In recent years, more and more titles are directly inspired by the immense Lovecraftian imagery, or that take advantage of certain characteristics: just think of independent titles able to grow and carve out a good slice of the market, so as to earn a physical release such as Lovecraft's Untold Stories, or much more noble games that, despite not having Lovecraft as a central core, wisely exploit its characteristics (someone said Bloodborne?), and even productions that despite having a decent budget and the freedom of approach to the contents of the Providence writer, have not managed to fully convince the public (this, for example, is the case of Call of Cthulhu). In this case we are faced with an old-style graphic adventure, which wisely exploits a good pixel art during gameplay, alternating it with a curated cell shading for the narrative phases. It is about Chronicle of Innsmouth: Mountains of Madness, the second chapter in the series that precedes the events of the first Chronicle of Innsmouth by about ten years. If the in-game time runs backwards, instead the playful structure of this point and click adventure takes a small step forward, abandoning the never too much appreciated SCUMM system typical of the historical Lucas titles, moving on to the more streamlined construction through retractable inventory and use of the different mouse buttons. So let's go into detail in the review of the title developed by the team of Psycho Dev.
Survived the horror
Lone Carter is a private investigator of Arkham, hired by the librarian of the city university to investigate his brother, who has long since disappeared and of whom there is no news after he went to the port city of Innsmouth. As we will understand from the first moments in-game, it seems that fate for Detective Carter is very particular, apparently escaping death by the hand (or rather, by "tentacle") of one Shoggoth. The town has a sinister atmosphere and the population seems to be mentally misled by something. The only sane person (and that's saying a lot) is a former ship captain who has turned to alcohol, with the help of which Lone will be able to distract the villagers and head to the railroad leading to Arkham. Not long before, however, in the ice of Antarctica, an expedition of explorers and scholars is making the discovery bigger than mankind will remember.
Proceeding further in the plot would be tantamount to making event spoilers, given that the evolving situation regarding Lone and the adventure companions she will meet is full of reversals and secrets to be discovered as you play. Clearly some of the reconstructed topics and events have to do with the novel of the same name HP Lovecraft, To the Mountains of Madness, but the influences and some other parts are inspired by the rest of the imagery created by the writer. In the course of events, moreover, we will also have the honor of checking Lovecraft himself for a small scene, as well as the Crazy Arab (complete with writing the Necronomicon in tow).
Too small a painting

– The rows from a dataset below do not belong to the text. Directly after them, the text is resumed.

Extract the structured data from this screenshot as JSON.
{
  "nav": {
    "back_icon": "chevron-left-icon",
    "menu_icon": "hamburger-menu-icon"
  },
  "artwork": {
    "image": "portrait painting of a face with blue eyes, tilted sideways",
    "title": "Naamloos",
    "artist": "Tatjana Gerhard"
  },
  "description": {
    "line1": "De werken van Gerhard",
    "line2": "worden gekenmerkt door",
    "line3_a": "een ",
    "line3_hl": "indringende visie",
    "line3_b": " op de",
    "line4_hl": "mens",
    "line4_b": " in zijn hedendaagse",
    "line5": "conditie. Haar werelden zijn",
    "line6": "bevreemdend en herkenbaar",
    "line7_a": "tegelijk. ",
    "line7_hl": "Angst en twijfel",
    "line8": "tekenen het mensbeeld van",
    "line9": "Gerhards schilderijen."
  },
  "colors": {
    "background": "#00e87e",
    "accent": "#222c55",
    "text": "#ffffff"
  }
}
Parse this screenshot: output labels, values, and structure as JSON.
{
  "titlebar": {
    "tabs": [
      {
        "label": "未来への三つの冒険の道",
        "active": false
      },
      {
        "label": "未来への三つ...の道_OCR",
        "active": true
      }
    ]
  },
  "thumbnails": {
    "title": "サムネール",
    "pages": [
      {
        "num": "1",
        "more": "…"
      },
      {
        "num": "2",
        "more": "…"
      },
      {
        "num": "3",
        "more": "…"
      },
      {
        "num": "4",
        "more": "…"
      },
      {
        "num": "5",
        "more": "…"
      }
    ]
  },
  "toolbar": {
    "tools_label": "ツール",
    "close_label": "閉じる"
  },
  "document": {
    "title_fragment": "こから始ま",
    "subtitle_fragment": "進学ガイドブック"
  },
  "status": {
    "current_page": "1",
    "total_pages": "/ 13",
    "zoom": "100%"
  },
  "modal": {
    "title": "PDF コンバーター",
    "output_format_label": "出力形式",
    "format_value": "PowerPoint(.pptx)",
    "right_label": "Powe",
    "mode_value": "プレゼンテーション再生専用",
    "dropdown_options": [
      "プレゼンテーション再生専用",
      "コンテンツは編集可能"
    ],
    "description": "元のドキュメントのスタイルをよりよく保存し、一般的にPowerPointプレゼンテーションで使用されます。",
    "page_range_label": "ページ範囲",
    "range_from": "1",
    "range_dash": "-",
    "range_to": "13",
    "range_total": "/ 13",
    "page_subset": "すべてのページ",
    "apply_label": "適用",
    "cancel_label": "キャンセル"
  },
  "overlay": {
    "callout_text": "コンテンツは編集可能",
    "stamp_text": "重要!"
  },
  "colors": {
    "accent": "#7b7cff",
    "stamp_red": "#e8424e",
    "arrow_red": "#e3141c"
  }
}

On a playful level, Chronicle of Innsmouth: Mountains of Madness stands out as a very simple title in mechanics. As anticipated, compared to the predecessor, a more streamlined game system was preferred, making use of the retractable inventory placed at the top of the screen, with the possibility as usual - if needed - to combine certain objects. The adventure is kept on a medium-low level of difficulty, with only a couple of puzzles that prove to be more difficult to solve, while in some cases we will find ourselves solving uncomfortable situations (a bit like Monkey Island) with the classic method " by trial and error ".
However, the various sections of the game will be very "limited", also due to one marked linearity of events and a small number of backdrops per section, which further reduces the possibilities to "feel" in case of doubts or in case you get stuck. The adventure it is not excessively long-lived, which is promoted without infamy and without praise because it does not stretch the broth unnecessarily, but is based on an always interesting and continuous narrative. One of the flaws found, and that in a game with a narrative depth would have been the maximum, is the lack of a mini section in the menu or in the inventory where you can summarize the latest dialogues, in case there was a need to retrieve some information . For the rest, the quality is more than pleasant: simple but suggestive pixel art, not bad dubbing, and a localization present for all the menus and texts (but not the items).